▶ _What needs to be done_
The lines needed are those below that contain the word "title"; copy each one.

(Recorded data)
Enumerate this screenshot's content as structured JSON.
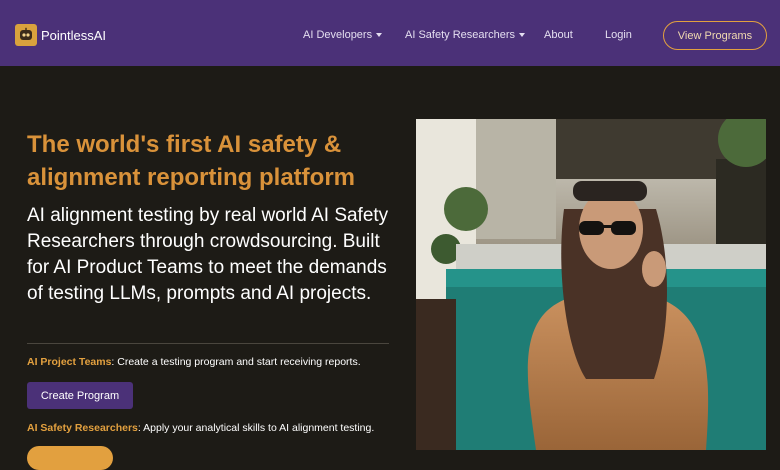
{
  "brand": {
    "name": "PointlessAI",
    "logo_icon": "robot-face-icon"
  },
  "nav": {
    "items": [
      {
        "label": "AI Developers",
        "dropdown": true
      },
      {
        "label": "AI Safety Researchers",
        "dropdown": true
      },
      {
        "label": "About",
        "dropdown": false
      },
      {
        "label": "Login",
        "dropdown": false
      }
    ],
    "cta_label": "View Programs"
  },
  "hero": {
    "title": "The world's first AI safety & alignment reporting platform",
    "lead": "AI alignment testing by real world AI Safety Researchers through crowdsourcing. Built for AI Product Teams to meet the demands of testing LLMs, prompts and AI projects.",
    "project_teams": {
      "label": "AI Project Teams",
      "text": ": Create a testing program and start receiving reports."
    },
    "create_program_label": "Create Program",
    "researchers": {
      "label": "AI Safety Researchers",
      "text": ": Apply your analytical skills to AI alignment testing."
    }
  },
  "colors": {
    "nav_bg": "#4b3178",
    "page_bg": "#1d1b16",
    "accent": "#e2a03f",
    "title": "#d9923a"
  }
}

▶ _Reply_
    "title": "The world's first AI safety & alignment reporting platform",
    "title": "#d9923a"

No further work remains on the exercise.